_What the task requires_:
Copy out each line below exactly as written.

══ Task material

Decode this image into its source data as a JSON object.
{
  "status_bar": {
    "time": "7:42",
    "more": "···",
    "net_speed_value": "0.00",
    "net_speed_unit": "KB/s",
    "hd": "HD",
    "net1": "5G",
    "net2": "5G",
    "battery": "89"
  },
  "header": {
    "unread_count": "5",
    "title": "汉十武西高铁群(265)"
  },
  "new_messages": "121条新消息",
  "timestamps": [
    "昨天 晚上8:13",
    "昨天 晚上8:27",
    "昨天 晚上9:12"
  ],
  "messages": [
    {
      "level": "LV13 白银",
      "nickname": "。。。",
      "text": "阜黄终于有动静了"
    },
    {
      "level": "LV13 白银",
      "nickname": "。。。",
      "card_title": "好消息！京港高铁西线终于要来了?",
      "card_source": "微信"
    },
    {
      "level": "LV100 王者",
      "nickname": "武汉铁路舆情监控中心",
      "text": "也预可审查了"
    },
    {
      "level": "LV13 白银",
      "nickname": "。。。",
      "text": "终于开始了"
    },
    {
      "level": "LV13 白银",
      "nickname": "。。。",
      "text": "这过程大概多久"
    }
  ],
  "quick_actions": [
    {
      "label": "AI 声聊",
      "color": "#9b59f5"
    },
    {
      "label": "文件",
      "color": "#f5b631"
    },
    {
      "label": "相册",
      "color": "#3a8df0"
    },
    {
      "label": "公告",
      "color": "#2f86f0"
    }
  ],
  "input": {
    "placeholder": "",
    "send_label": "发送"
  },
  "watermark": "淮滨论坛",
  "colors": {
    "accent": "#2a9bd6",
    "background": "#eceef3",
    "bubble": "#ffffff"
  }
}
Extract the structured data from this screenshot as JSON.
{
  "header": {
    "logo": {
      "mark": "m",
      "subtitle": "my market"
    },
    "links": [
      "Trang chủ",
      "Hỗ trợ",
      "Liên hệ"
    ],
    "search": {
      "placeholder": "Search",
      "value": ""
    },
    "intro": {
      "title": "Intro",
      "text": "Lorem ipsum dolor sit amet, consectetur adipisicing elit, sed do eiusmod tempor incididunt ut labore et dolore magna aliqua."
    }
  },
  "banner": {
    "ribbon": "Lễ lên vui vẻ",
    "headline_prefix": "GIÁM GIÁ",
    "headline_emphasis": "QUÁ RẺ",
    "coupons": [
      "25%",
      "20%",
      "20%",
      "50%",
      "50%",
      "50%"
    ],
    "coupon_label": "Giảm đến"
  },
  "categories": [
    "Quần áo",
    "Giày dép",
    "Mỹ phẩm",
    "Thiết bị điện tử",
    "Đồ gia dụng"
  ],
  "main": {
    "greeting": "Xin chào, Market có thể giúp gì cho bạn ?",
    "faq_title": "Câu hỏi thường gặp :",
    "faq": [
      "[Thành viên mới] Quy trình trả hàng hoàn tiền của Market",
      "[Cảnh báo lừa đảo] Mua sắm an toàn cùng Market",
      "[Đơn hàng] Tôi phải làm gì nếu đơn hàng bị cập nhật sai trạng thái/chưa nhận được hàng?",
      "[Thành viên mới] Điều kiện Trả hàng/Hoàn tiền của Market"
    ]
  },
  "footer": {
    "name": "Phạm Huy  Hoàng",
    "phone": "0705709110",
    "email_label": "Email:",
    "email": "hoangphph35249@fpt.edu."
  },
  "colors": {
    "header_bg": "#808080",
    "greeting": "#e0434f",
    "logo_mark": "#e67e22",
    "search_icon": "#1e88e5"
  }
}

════

_Answer for the task_:
Decode this image into its source data as a JSON object.
{
  "status_bar": {
    "time": "7:42",
    "more": "···",
    "net_speed_value": "0.00",
    "net_speed_unit": "KB/s",
    "hd": "HD",
    "net1": "5G",
    "net2": "5G",
    "battery": "89"
  },
  "header": {
    "unread_count": "5",
    "title": "汉十武西高铁群(265)"
  },
  "new_messages": "121条新消息",
  "timestamps": [
    "昨天 晚上8:13",
    "昨天 晚上8:27",
    "昨天 晚上9:12"
  ],
  "messages": [
    {
      "level": "LV13 白银",
      "nickname": "。。。",
      "text": "阜黄终于有动静了"
    },
    {
      "level": "LV13 白银",
      "nickname": "。。。",
      "card_title": "好消息！京港高铁西线终于要来了?",
      "card_source": "微信"
    },
    {
      "level": "LV100 王者",
      "nickname": "武汉铁路舆情监控中心",
      "text": "也预可审查了"
    },
    {
      "level": "LV13 白银",
      "nickname": "。。。",
      "text": "终于开始了"
    },
    {
      "level": "LV13 白银",
      "nickname": "。。。",
      "text": "这过程大概多久"
    }
  ],
  "quick_actions": [
    {
      "label": "AI 声聊",
      "color": "#9b59f5"
    },
    {
      "label": "文件",
      "color": "#f5b631"
    },
    {
      "label": "相册",
      "color": "#3a8df0"
    },
    {
      "label": "公告",
      "color": "#2f86f0"
    }
  ],
  "input": {
    "placeholder": "",
    "send_label": "发送"
  },
  "watermark": "淮滨论坛",
  "colors": {
    "accent": "#2a9bd6",
    "background": "#eceef3",
    "bubble": "#ffffff"
  }
}
Extract the structured data from this screenshot as JSON.
{
  "header": {
    "logo": {
      "mark": "m",
      "subtitle": "my market"
    },
    "links": [
      "Trang chủ",
      "Hỗ trợ",
      "Liên hệ"
    ],
    "search": {
      "placeholder": "Search",
      "value": ""
    },
    "intro": {
      "title": "Intro",
      "text": "Lorem ipsum dolor sit amet, consectetur adipisicing elit, sed do eiusmod tempor incididunt ut labore et dolore magna aliqua."
    }
  },
  "banner": {
    "ribbon": "Lễ lên vui vẻ",
    "headline_prefix": "GIÁM GIÁ",
    "headline_emphasis": "QUÁ RẺ",
    "coupons": [
      "25%",
      "20%",
      "20%",
      "50%",
      "50%",
      "50%"
    ],
    "coupon_label": "Giảm đến"
  },
  "categories": [
    "Quần áo",
    "Giày dép",
    "Mỹ phẩm",
    "Thiết bị điện tử",
    "Đồ gia dụng"
  ],
  "main": {
    "greeting": "Xin chào, Market có thể giúp gì cho bạn ?",
    "faq_title": "Câu hỏi thường gặp :",
    "faq": [
      "[Thành viên mới] Quy trình trả hàng hoàn tiền của Market",
      "[Cảnh báo lừa đảo] Mua sắm an toàn cùng Market",
      "[Đơn hàng] Tôi phải làm gì nếu đơn hàng bị cập nhật sai trạng thái/chưa nhận được hàng?",
      "[Thành viên mới] Điều kiện Trả hàng/Hoàn tiền của Market"
    ]
  },
  "footer": {
    "name": "Phạm Huy  Hoàng",
    "phone": "0705709110",
    "email_label": "Email:",
    "email": "hoangphph35249@fpt.edu."
  },
  "colors": {
    "header_bg": "#808080",
    "greeting": "#e0434f",
    "logo_mark": "#e67e22",
    "search_icon": "#1e88e5"
  }
}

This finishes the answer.